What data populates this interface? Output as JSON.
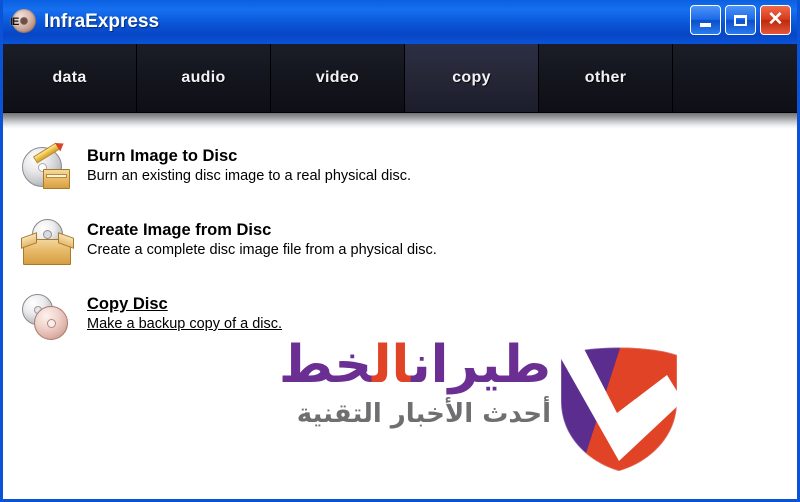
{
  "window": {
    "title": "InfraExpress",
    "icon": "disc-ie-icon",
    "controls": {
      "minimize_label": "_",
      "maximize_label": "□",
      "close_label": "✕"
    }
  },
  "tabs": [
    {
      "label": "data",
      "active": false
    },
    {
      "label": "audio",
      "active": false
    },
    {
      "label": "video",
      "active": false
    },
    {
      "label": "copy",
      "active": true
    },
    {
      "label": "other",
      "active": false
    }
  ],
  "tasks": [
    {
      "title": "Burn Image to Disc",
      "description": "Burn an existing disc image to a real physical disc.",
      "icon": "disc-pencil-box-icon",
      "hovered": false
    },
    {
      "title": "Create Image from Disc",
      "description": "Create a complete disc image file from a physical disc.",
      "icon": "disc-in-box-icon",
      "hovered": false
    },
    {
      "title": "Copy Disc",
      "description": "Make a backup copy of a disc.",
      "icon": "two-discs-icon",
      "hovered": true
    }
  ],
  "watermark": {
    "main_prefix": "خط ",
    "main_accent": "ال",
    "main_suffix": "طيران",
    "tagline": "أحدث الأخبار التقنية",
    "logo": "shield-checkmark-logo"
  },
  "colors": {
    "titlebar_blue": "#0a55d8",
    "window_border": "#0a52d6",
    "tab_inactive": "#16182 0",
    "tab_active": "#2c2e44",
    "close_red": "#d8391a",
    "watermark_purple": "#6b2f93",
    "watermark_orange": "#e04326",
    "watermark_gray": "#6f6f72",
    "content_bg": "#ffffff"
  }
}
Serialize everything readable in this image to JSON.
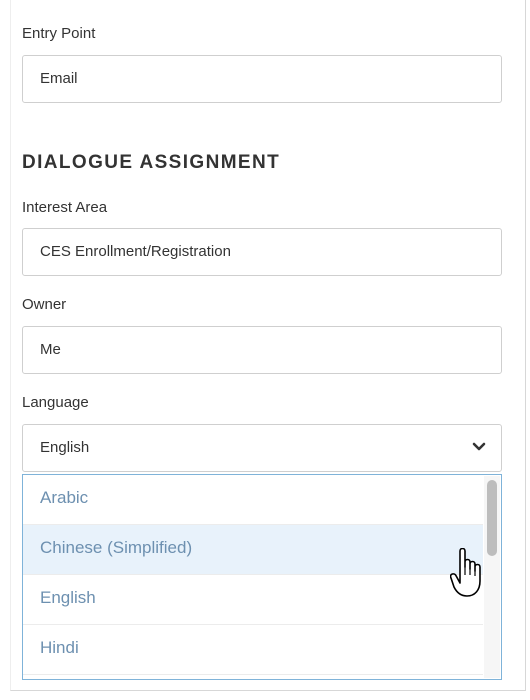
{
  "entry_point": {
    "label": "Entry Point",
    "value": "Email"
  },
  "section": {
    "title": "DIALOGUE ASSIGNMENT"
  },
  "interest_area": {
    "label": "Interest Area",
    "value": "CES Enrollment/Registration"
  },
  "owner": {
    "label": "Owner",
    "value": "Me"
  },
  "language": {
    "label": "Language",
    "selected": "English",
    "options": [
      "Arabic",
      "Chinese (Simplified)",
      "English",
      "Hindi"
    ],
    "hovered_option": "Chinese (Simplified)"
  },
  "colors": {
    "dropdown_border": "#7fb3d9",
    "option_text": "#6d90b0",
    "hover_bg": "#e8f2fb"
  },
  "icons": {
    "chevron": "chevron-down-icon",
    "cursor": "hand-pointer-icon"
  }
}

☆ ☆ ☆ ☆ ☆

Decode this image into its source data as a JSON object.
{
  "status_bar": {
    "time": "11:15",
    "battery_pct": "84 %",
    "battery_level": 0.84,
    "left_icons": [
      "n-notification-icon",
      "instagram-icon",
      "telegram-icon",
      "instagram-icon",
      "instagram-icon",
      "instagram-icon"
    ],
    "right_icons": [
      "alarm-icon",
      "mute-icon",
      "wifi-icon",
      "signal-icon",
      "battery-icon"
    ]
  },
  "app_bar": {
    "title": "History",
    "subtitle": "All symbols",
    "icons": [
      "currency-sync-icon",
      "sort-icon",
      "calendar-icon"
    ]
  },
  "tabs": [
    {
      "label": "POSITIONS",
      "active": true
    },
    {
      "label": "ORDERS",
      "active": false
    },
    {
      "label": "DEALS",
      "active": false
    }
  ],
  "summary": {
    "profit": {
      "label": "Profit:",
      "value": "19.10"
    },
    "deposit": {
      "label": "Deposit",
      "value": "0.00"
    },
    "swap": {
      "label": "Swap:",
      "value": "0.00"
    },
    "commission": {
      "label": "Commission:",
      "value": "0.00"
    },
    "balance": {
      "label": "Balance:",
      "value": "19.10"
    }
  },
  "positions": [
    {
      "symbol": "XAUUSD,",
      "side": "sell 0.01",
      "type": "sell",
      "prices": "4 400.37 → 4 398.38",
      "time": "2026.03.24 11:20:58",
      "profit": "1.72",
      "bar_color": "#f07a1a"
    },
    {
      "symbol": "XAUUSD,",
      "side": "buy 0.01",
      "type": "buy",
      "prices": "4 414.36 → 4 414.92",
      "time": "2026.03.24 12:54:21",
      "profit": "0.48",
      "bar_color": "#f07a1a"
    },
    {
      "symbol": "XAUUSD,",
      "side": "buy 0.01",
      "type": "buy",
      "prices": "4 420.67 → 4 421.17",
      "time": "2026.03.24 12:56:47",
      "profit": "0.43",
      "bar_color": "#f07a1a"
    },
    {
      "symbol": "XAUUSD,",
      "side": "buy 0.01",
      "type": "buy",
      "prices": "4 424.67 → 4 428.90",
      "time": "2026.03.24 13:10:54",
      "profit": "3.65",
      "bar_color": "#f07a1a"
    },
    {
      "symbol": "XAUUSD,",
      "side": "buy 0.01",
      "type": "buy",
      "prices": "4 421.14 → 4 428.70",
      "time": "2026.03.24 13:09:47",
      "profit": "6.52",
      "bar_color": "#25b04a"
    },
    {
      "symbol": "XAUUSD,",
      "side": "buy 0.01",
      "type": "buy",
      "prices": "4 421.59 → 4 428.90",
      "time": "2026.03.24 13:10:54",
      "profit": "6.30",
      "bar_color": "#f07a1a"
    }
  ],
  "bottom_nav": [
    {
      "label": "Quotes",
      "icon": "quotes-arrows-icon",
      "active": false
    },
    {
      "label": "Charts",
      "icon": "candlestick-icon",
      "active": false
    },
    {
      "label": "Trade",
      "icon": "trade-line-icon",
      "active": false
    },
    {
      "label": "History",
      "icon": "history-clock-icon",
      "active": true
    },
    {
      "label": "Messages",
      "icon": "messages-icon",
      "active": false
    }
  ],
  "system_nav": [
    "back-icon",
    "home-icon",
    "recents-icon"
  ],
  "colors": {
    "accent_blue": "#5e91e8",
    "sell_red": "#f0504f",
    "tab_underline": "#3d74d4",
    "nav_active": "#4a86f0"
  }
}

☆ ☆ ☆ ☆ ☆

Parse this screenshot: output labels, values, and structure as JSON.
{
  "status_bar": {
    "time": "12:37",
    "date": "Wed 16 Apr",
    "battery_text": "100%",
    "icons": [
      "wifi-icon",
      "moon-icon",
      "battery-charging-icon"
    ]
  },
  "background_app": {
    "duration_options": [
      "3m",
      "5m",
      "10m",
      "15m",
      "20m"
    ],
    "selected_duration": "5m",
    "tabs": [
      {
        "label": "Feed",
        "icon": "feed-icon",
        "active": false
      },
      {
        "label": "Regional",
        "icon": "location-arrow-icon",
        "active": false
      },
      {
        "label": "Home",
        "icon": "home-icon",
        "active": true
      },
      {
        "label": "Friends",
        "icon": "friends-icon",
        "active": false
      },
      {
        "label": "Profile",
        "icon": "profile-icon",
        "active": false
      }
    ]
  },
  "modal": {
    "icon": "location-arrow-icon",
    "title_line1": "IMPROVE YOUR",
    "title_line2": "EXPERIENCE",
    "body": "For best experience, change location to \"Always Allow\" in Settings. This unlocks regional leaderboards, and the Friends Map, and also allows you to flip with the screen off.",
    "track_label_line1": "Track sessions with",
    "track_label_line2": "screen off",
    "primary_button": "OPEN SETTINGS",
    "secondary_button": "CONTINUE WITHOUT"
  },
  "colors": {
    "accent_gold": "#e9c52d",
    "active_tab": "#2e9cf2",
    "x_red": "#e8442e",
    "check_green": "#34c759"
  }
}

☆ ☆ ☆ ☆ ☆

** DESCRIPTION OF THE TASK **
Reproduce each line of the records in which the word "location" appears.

** EXERCISE OUTPUT **
        "icon": "location-arrow-icon",
    "icon": "location-arrow-icon",
    "body": "For best experience, change location to \"Always Allow\" in Settings. This unlocks regional leaderboards, and the Friends Map, and also allows you to flip with the screen off.",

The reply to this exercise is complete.